“Be it done to you according to your faith,” is another way of saying, “The power of faith is in you and that is what you need.” I believe Jesus came to help us unlock the very power he (in whom, for whom, and by whom) all things were created, planted in the very core of our being to begin with. Faith is our common inheritance and is a divine energy given to all.
Another example is in St. Paul’s Letter to Romans in the passage from chapter 7, “I will to do what’s right, but I cannot do it. For I do not the good I want, but the evil I do not.” Again, we see two parts. The will to do what is right and the will to do the opposite. Herman Hesse, of STEPPENWOLF fame, expressed it like this: “I wanted only to try to live in accord with my true Self. Why was that so very difficult?”
You see, it is not “I”, the True Self that does bad things. The “I” is the image of God, Christ in us, the true Self, that wills only good. The “sin that dwells within”, are those parts in us that cover the true Self like a protective cloak. Where do they come from? Let’s just say right now that all of these parts develop and operate because of fear. . St. Maximus the Confessor confirms this when he boils down the problem of sin to one thing: the fear of death. And what was the Cross and Resurrection about after all but to free us from the fear of death?
In truth, their intention is to protect us from what we fear and often in ways that are not helpful or healthy. They mean well, but often do not do well. They are not bad parts, they are good parts that are coerced into doing unhealthy jobs. This points to the fact that there are imbalances in our internal lives.
The point I want to make is that there is an internal struggle in all of us between the True Self and our other parts. The spiritual life, including Confession and other sacraments, and everything else, is meant to help calm the internal war, to bring everything in us into harmony by allowing the image of God, the true Self, the life-energy of God, to lead as it was always meant to do through the ups and downs of life. What happens when faith rises and leads the way? Let’s let St. Symeon the New Theologian answer that for us. Clearly, he knew about these different parts and the need to bring them all to Christ.
…open your heart to Him
and let yourself receive the one
who is opening to you so deeply.
For if we genuinely love Him,
we wake up inside Christ's body
where all our body, all over,
every most hidden part of it,
is realized in joy as Him,
and He makes us, utterly, real,
and everything that is hurt, everything
that seemed to us dark, harsh, shameful,
maimed, ugly, irreparably
damaged, is in Him transformed
and recognized as whole, as lovely,
and radiant in His light
he awakens as the Beloved
in every last part of our body.

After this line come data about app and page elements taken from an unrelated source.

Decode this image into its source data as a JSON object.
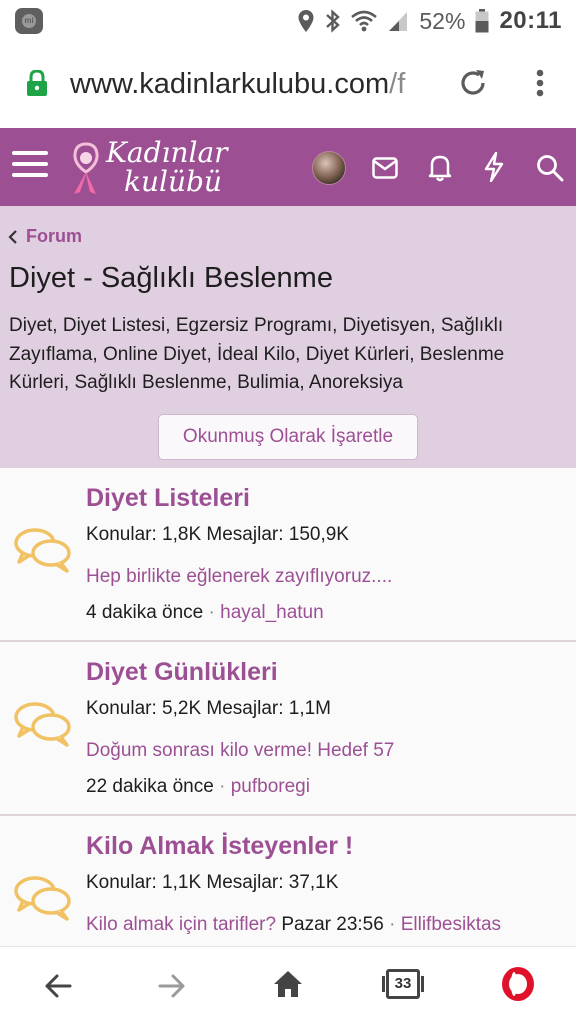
{
  "status_bar": {
    "battery": "52%",
    "time": "20:11",
    "icons": [
      "mi-notification-icon",
      "location-icon",
      "bluetooth-icon",
      "wifi-icon",
      "signal-icon",
      "battery-icon"
    ]
  },
  "browser": {
    "url_main": "www.kadinlarkulubu.com",
    "url_dim": "/f"
  },
  "site": {
    "logo_line1": "Kadınlar",
    "logo_line2": "kulübü",
    "brand_color": "#9c5093",
    "header_icons": [
      "menu-icon",
      "avatar",
      "mail-icon",
      "bell-icon",
      "lightning-icon",
      "search-icon"
    ]
  },
  "forum": {
    "breadcrumb": "Forum",
    "title": "Diyet - Sağlıklı Beslenme",
    "description": "Diyet, Diyet Listesi, Egzersiz Programı, Diyetisyen, Sağlıklı Zayıflama, Online Diyet, İdeal Kilo, Diyet Kürleri, Beslenme Kürleri, Sağlıklı Beslenme, Bulimia, Anoreksiya",
    "mark_read_label": "Okunmuş Olarak İşaretle"
  },
  "subforums": [
    {
      "title": "Diyet Listeleri",
      "stats": "Konular: 1,8K Mesajlar: 150,9K",
      "latest_thread": "Hep birlikte eğlenerek zayıflıyoruz....",
      "latest_time": "4 dakika önce",
      "latest_author": "hayal_hatun"
    },
    {
      "title": "Diyet Günlükleri",
      "stats": "Konular: 5,2K Mesajlar: 1,1M",
      "latest_thread": "Doğum sonrası kilo verme! Hedef 57",
      "latest_time": "22 dakika önce",
      "latest_author": "pufboregi"
    },
    {
      "title": "Kilo Almak İsteyenler !",
      "stats": "Konular: 1,1K Mesajlar: 37,1K",
      "latest_thread": "Kilo almak için tarifler?",
      "latest_time": "Pazar 23:56",
      "latest_author": "Ellifbesiktas"
    }
  ],
  "bottom_nav": {
    "tab_count": "33",
    "icons": [
      "back-arrow-icon",
      "forward-arrow-icon",
      "home-icon",
      "tabs-icon",
      "opera-icon"
    ]
  }
}
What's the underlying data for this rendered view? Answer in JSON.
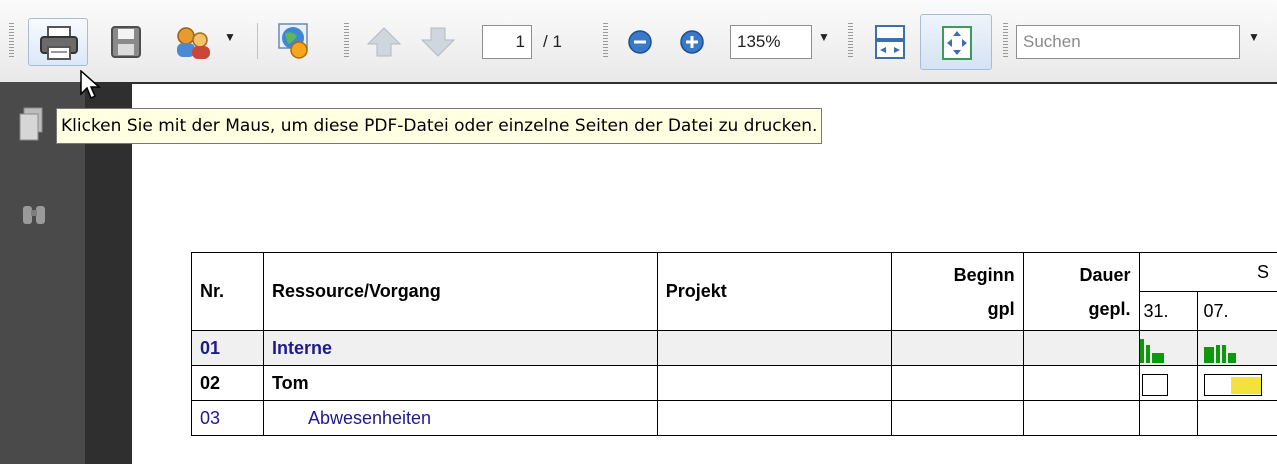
{
  "toolbar": {
    "page_current": "1",
    "page_total": "/ 1",
    "zoom": "135%",
    "search_placeholder": "Suchen",
    "icons": [
      "print-icon",
      "save-icon",
      "share-icon",
      "globe-icon",
      "prev-page-icon",
      "next-page-icon",
      "zoom-out-icon",
      "zoom-in-icon",
      "fit-width-icon",
      "fit-page-icon"
    ]
  },
  "tooltip": "Klicken Sie mit der Maus, um diese PDF-Datei oder einzelne Seiten der Datei zu drucken.",
  "table": {
    "headers": {
      "nr": "Nr.",
      "ressource": "Ressource/Vorgang",
      "projekt": "Projekt",
      "beginn1": "Beginn",
      "beginn2": "gpl",
      "dauer1": "Dauer",
      "dauer2": "gepl.",
      "month": "S",
      "day1": "31.",
      "day2": "07."
    },
    "rows": [
      {
        "nr": "01",
        "name": "Interne"
      },
      {
        "nr": "02",
        "name": "Tom"
      },
      {
        "nr": "03",
        "name": "Abwesenheiten"
      }
    ]
  },
  "colors": {
    "accent_blue": "#1f1a8f",
    "gantt_green": "#0a9a0a",
    "gantt_yellow": "#f3e23a",
    "tooltip_bg": "#ffffe1"
  }
}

When the energy of the True Self is set free and the power of the Holy Spirit is allowed to rise in us, every part is transformed and we are filled with peace, fear is destroyed and the power of God begins to flow freely inside us and outside us like the living water Jesus promised. This water heals everything it touches. It is a collaborative process. It is synergy. It is the abundant life. It is the kingdom of heaven. It is the kind of healing we all need.